> Activity: Tally the lines below that contain the word "type", then give the tally alone.

Website and app data records:
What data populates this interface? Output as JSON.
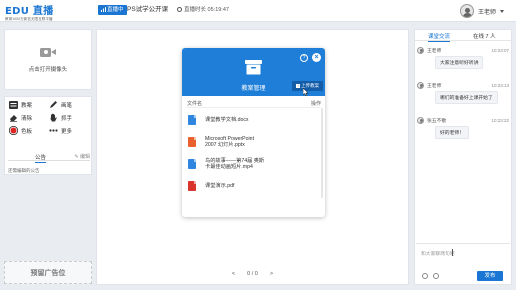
{
  "header": {
    "logo_main": "EDU 直播",
    "logo_sub": "教育1000万新答无限互联平播",
    "live_badge": "直播中",
    "course_title": "PS试学公开课",
    "timer_label": "直播时长",
    "timer_value": "05:19:47",
    "user_name": "王老师"
  },
  "left": {
    "camera_label": "点击打开摄像头",
    "tools": [
      {
        "label": "教案",
        "icon": "lesson-icon"
      },
      {
        "label": "画笔",
        "icon": "pen-icon"
      },
      {
        "label": "清除",
        "icon": "eraser-icon"
      },
      {
        "label": "抓手",
        "icon": "hand-icon"
      },
      {
        "label": "色板",
        "icon": "color-icon"
      },
      {
        "label": "更多",
        "icon": "more-icon"
      }
    ],
    "notice_tab": "公告",
    "notice_edit": "编辑",
    "notice_text": "还需编辑的公告",
    "ad_label": "预留广告位"
  },
  "modal": {
    "title": "教案管理",
    "help": "?",
    "close": "×",
    "upload": "上传教案",
    "col_name": "文件名",
    "col_op": "操作",
    "files": [
      {
        "name": "课堂教学文档.docx",
        "type": "doc",
        "color": "#2f86de"
      },
      {
        "name": "Microsoft PowerPoint 2007 幻灯片.pptx",
        "type": "ppt",
        "color": "#e8612c"
      },
      {
        "name": "鸟的故事——第74届 奥斯卡最佳动画短片.mp4",
        "type": "video",
        "color": "#2f86de"
      },
      {
        "name": "课堂演示.pdf",
        "type": "pdf",
        "color": "#d9342b"
      }
    ]
  },
  "pager": {
    "prev": "<",
    "page": "0 / 0",
    "next": ">"
  },
  "chat": {
    "tab_chat": "课堂交流",
    "tab_online": "在线 7 人",
    "messages": [
      {
        "name": "王老师",
        "time": "10:23:07",
        "text": "大家注意听好听讲"
      },
      {
        "name": "王老师",
        "time": "10:23:13",
        "text": "哪们的准备好上课开始了"
      },
      {
        "name": "张五不散",
        "time": "10:23:22",
        "text": "好的老师！"
      }
    ],
    "input_placeholder": "和大家聊两句吧",
    "send": "发布"
  }
}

> Written answer: 4